in which case unprivileged applications can lower the value of a
privileged control.


The rctlblk_get_value() and rctlblk_set_value() functions return or
establish the enforced value associated with the resource control. In
cases where the process, task, or project associated with the control
possesses fewer capabilities than allowable by the current value, the
value returned by rctlblk_get_enforced_value() will differ from that
returned by rctlblk_get_value(). This capability difference arises with
processes using an address space model smaller than the maximum address
space model supported by the system.


The rctlblk_size() function returns the size of a resource control block
for use in memory allocation. The rctlblk_t * type is an opaque pointer
whose size is not connected with that of the resource control block
itself. Use of rctlblk_size() is illustrated in the example below.

RETURN VALUES


The various set routines have no return values. Incorrectly composed
resource control blocks will generate errors when used with setrctl(2) or
getrctl(2).

ERRORS


No error values are returned.
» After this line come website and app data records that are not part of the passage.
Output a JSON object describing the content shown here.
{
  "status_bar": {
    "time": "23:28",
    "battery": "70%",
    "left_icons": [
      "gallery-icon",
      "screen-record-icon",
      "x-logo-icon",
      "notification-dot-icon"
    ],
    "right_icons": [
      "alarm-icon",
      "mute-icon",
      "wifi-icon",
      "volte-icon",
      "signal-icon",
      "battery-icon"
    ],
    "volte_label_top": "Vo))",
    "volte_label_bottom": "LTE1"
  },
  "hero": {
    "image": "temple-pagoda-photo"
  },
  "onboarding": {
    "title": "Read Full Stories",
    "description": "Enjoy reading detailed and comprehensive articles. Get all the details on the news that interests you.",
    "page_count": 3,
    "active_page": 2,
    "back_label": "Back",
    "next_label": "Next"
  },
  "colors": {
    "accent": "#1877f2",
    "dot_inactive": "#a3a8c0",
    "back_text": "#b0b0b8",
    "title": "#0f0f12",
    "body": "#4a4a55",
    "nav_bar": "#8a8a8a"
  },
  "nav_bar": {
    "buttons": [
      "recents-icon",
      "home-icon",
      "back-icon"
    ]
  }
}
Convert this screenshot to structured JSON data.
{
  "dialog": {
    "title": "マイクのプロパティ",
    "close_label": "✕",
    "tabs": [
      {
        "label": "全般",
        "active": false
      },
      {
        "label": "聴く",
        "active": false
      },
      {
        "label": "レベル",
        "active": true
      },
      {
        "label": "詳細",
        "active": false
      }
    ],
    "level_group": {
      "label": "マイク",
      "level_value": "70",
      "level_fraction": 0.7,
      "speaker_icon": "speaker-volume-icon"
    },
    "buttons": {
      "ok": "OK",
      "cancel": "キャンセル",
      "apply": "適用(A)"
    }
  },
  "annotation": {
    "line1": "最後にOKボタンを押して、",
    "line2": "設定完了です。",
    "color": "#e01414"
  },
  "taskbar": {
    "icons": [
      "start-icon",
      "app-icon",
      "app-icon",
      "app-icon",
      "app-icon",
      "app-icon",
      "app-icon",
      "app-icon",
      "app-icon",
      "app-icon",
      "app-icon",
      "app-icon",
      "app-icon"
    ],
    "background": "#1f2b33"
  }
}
Incorrectly constructed resource control
blocks will be rejected by the system calls.

EXAMPLES


Example 1: Display the contents of a fetched resource control block.




The following example displays the contents of a fetched resource control
block.


#include <rctl.h>
#include <stdio.h>
#include <stdlib.h>

int
main()
{
rctlblk_t *rblk;
int rsignal, raction;

if ((rblk = malloc(rctlblk_size())) == NULL) {
(void) perror("rblk malloc");
exit(1);
}

if (getrctl("process.max-cpu-time", NULL, rblk, RCTL_FIRST) == -1) {
(void) perror("getrctl");
exit(1);
}

raction = rctlblk_get_local_action(rblk, &rsignal),
(void) printf("Resource control for %s\n",
"process.max-cpu-time");
(void) printf("Process ID: %d\n",
(int)rctlblk_get_recipient_pid(rblk));
(void) printf("Privilege: %x\n",
rctlblk_get_privilege(rblk));
(void) printf("Global flags: %x\n",
rctlblk_get_global_flags(rblk));
(void) printf("Global actions: %x\n",
rctlblk_get_global_action(rblk));
(void) printf("Local flags: %x\n",
rctlblk_get_local_flags(rblk));
(void) printf("Local action: %x (%d)\n",
raction, raction == RCTL_LOCAL_SIGNAL ? rsignal : 0);
(void) printf("Value: %llu\n",
rctlblk_get_value(rblk));
(void) printf("\tEnforced value: %llu\n",
rctlblk_get_enforced_value(rblk));

return (0);
}


ATTRIBUTES


See attributes(5) for descriptions of the following attributes:


+--------------------+-----------------+
| ATTRIBUTE TYPE | ATTRIBUTE VALUE |
+--------------------+-----------------+
|Interface Stability | Evolving |
+--------------------+-----------------+
|MT-Level | MT-Safe |
+--------------------+-----------------+

SEE ALSO


rctladm(1M), getrctl(2), setrctl(2), gethrtime(3C), attributes(5)


August 2, 2016 RCTLBLK_SET_VALUE(3C)